| About this task |
Filter the listing below, copying every line in which the word "likes" appears.

| Supplied data |

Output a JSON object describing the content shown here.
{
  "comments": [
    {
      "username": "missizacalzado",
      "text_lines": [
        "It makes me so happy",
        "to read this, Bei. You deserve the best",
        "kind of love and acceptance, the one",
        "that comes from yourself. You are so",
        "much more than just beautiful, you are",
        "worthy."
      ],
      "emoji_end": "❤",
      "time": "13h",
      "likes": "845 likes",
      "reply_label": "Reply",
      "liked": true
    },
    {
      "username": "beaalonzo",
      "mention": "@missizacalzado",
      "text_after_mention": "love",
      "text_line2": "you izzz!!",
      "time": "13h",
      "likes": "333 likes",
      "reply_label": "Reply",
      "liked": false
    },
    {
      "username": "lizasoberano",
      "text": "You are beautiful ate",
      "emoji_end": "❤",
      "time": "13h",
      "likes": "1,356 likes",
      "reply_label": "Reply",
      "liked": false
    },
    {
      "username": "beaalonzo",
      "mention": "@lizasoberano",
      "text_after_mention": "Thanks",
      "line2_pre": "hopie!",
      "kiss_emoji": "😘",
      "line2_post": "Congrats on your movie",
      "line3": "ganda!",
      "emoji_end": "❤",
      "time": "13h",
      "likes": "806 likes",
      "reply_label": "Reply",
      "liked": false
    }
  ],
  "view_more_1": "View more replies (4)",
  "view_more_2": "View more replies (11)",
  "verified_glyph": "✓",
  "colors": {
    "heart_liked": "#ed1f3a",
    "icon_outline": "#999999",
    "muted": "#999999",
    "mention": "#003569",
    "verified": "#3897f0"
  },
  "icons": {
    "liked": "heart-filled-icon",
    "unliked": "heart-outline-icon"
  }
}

| Output |
      "likes": "845 likes",
      "likes": "333 likes",
      "likes": "1,356 likes",
      "likes": "806 likes",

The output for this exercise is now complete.